In 1867 John Greenleaf Whittier, a Quaker and recognized as one of America’s finest poets, wrote a 38 stanza poem titled “Our Master.” This hymn text with its emphasis upon the constancy of God’s immortal love was taken from that poem. It was Whittier who once stated “a good hymn is the best use to which poetry can be directed.” The musical setting by William V. Wallace, a Scottish violinist and composer, was adapted from a longer love song, “Waft, Ye Winds,” written by Wallace in 1856.
Immortal Love—forever full, forever flowing free, forever shared, forever whole, a never ebbing sea!
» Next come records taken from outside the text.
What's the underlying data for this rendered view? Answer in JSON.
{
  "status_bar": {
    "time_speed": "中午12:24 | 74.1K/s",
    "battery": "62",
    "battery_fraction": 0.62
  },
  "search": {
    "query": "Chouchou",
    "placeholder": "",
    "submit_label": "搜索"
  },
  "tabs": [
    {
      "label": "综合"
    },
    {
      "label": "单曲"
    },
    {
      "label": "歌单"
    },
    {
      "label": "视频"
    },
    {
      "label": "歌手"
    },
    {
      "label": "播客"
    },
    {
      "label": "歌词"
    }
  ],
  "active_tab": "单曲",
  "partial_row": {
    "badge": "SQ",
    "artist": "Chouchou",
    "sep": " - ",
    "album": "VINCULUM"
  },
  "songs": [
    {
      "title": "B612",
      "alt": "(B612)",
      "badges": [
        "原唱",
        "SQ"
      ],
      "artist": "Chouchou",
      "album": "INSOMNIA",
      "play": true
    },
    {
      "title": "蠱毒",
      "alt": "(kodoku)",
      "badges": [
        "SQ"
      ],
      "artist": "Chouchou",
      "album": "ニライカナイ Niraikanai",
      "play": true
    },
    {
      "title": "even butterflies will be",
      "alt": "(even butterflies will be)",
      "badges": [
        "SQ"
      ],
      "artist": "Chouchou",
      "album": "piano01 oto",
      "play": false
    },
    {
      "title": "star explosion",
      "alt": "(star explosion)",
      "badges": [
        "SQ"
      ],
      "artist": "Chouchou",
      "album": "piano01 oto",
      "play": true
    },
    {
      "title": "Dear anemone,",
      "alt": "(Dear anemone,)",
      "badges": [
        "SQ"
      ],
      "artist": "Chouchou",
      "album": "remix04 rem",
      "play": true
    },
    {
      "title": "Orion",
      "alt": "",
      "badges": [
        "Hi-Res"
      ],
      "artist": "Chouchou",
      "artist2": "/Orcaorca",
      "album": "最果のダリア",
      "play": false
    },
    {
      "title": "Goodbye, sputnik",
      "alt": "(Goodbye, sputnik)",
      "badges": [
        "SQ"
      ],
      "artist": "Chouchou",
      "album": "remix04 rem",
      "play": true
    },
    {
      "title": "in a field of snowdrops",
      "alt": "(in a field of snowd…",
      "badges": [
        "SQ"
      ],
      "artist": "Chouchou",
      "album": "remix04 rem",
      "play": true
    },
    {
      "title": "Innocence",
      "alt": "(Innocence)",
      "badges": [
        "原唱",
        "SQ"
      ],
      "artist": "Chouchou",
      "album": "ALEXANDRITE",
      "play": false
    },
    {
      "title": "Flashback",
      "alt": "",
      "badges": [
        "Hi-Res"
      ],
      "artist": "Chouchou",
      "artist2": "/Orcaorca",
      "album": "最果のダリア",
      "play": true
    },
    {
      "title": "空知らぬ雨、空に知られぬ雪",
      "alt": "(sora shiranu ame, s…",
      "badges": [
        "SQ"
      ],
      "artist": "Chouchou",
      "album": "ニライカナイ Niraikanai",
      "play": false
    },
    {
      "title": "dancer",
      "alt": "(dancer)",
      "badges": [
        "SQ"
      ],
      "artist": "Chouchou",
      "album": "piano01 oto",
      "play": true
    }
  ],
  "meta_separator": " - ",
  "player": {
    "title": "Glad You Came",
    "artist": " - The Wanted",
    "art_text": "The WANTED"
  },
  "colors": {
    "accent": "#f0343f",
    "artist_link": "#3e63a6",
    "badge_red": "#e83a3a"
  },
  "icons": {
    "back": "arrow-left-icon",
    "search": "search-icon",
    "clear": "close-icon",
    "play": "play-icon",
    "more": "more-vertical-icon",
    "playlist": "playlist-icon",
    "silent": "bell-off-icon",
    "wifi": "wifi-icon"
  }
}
We may not climb the heav’nly steeps to bring the Lord Christ down; in vain we search the lowest deeps, for Him no depths can drown.
But warm, sweet, tender, even yet a present help is He; and faith has still its Olivet, and love its Galilee.
The healing of His seamless dress is by our beads of pain; we touch Him in life’s throng and press, and we are whole again.
Thru Him the first fond prayers are said our lips of childhood frame; the last low whispers of our dead are burdened with His name.
O Lord and Master of us all, whate’er our name or sign, we own Thy sway, we hear Thy call, we test our lives by Thine!
Psalm 139; Jeremiah 31:3; Romans 8:38, 39; 1 John 4:19
Reflect on the constancy of our Lord’s immortal love as you meditate on this thoughtful hymn text.